    If it is an Endometrioma that is an indication of Moderate to severe Endo so you would definitely want to remove all the Endo and cysts.

    They might try you on Lupron, or another period, ovulation suppression med like the Birth control taken every day continuously.

    Depending on what type of cyst it is really matters on what you do going forward.

  12. Angela, thank you for your response. I don’t recall the name of the cyst. I have just left message with my ND and requested the name and that I want to set up a Laparoscopy and that I need the name of the Cyst.
    So if I do this procedure and find out I have endo. What can I do about it without having surgery, which doesn’t seem to work and makes things worse causing adhesions and such?
    Thank you!

  13. Stacey,

    The only way to rule out Endo is through laparoscopic surgery, and if you are in that much pain and everything is negative there is a good chance you do have it.

    It will not show up on a pap, CT scan or Ultrasound.

    What type of cyst did they say it was?

  14. Stacey, where do you live? I would like to see you get a second opinion from a true endo specialist. There are very few who can effectively treat endo, but will try to locate one for you if you let me know where you live.

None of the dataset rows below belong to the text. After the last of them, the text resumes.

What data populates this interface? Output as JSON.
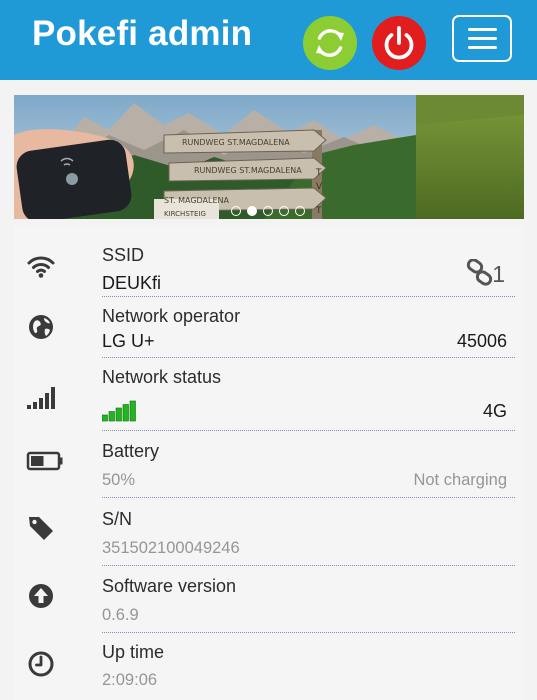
{
  "header": {
    "title": "Pokefi admin",
    "restart_color": "#8ccd33",
    "power_color": "#e21d1d",
    "bar_color": "#1f9ad6"
  },
  "banner": {
    "slides_total": 5,
    "active_slide_index": 1,
    "signpost_lines": [
      "RUNDWEG ST.MAGDALENA",
      "RUNDWEG ST.MAGDALENA",
      "ST. MAGDALENA",
      "KIRCHSTEIG"
    ],
    "signpost_side_letters": [
      "T",
      "V",
      "T"
    ]
  },
  "status": {
    "ssid": {
      "label": "SSID",
      "value": "DEUKfi",
      "connected_count": "1",
      "icon": "wifi-icon"
    },
    "operator": {
      "label": "Network operator",
      "value": "LG U+",
      "code": "45006",
      "icon": "globe-icon"
    },
    "network": {
      "label": "Network status",
      "type": "4G",
      "signal_bars_filled": 5,
      "signal_bars_total": 5,
      "signal_color": "#22b522",
      "icon": "signal-icon"
    },
    "battery": {
      "label": "Battery",
      "value": "50%",
      "charging_state": "Not charging",
      "level_fraction": 0.5,
      "icon": "battery-icon"
    },
    "serial": {
      "label": "S/N",
      "value": "351502100049246",
      "icon": "tag-icon"
    },
    "software": {
      "label": "Software version",
      "value": "0.6.9",
      "icon": "upload-icon"
    },
    "uptime": {
      "label": "Up time",
      "value": "2:09:06",
      "icon": "clock-icon"
    }
  }
}
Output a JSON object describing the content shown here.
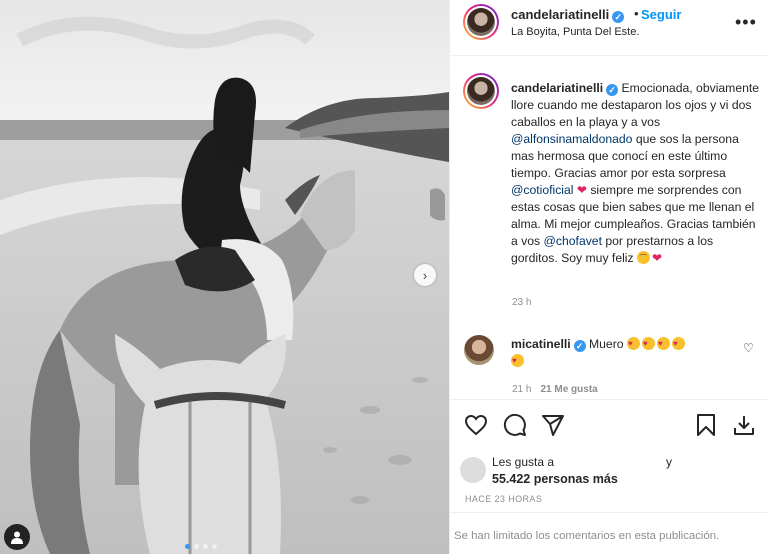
{
  "post": {
    "username": "candelariatinelli",
    "follow_label": "Seguir",
    "location": "La Boyita, Punta Del Este.",
    "more_label": "•••",
    "header_dot": "•"
  },
  "caption": {
    "username": "candelariatinelli",
    "t1": "Emocionada, obviamente llore cuando me destaparon los ojos y vi dos caballos en la playa y a vos ",
    "mention1": "@alfonsinamaldonado",
    "t2": " que sos la persona mas hermosa que conocí en este último tiempo. Gracias amor por esta sorpresa ",
    "mention2": "@cotioficial",
    "t3": " siempre me sorprendes con estas cosas que bien sabes que me llenan el alma. Mi mejor cumpleaños. Gracias también a vos ",
    "mention3": "@chofavet",
    "t4": " por prestarnos a los gorditos. Soy muy feliz ",
    "time": "23 h"
  },
  "comment": {
    "username": "micatinelli",
    "text": "Muero",
    "time": "21 h",
    "likes": "21 Me gusta"
  },
  "likes": {
    "prefix": "Les gusta a",
    "y": "y",
    "count": "55.422 personas más"
  },
  "post_time": "HACE 23 HORAS",
  "footer": "Se han limitado los comentarios en esta publicación.",
  "colors": {
    "accent": "#0095f6",
    "verified": "#3897f0",
    "muted": "#8e8e8e"
  }
}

  15. Endometriosis needs to be treated with excision, and not very many gyns in teh US do excision well. There is a core of these docs available around the country. It is worth a second opinion visit at least. I had a complete hyst at age 27, then spent 22 more years in pain without knowing I still had endo. After I began working with women with endo in 1986, after listening to their stories, I began to suspect I still had endo. I sought help from an excision doctor and have been pain free since

  16. Im 48 years old. I have been seeing a ND for 7 months. Was having severe cramping, constipation,fatigue,nausea, vomiting and began rapid weight loss. I have lost 70lbs in these 7 months. ND gave me ALCAT and my yeast was in 700’s
    So I have Candida. Had colonoscopy and endoscopy nothing found. Still continued having menstrual like cramps. Plus literally feels like a bat being pushed into rectum. Terrible pain. Had MRI and found benign cyst on ovary. ND said this was normal and should resolve itself. Last month the cramps came when I was ovulating. This month my period which is always on day 27 is 3 days late. I have severe cramping for the last seven days. They come and go every 3 to 4 hours around the clock. I have constipation and have been using enemas every other day. I have been eating what I’m supposed to so it’s not that! Eating ibuprofen like candy and it barely helps. Could this be endo. I thought endo showed up in Pap smear. Thought we eliminated this until sister told me about a friend with similar symptoms. I’ve been searching net now for endo and found it can only be found by Lapo. Why has my ND ruled this out? Which I will ask her first thing Monday Morning. I’m so over this and I really do not want to go to medical doc. There horrible!! Do no harm my $&; please help!!

  17. I’ve recently been diagnosed with endometriosis earlier this year. I’m currently on a 3 month lupron injection which I don’t feel is helping me. My doctor is not very informative and I feel I’m not receiving the care I deserve. I’m currently seeking out naturopathic doctors to find some relief and get off of medication and pain killers.

  18. Was she diagnosed through laparoscopy or did the doctor say that she might have it?

    Please let me know if it was surgically diagnosed, what they found and if excision or laser surgery was done.

Leave a Reply

Your email address will not be published. Required fields are marked *

3 × one =

This site uses Akismet to reduce spam. Learn how your comment data is processed.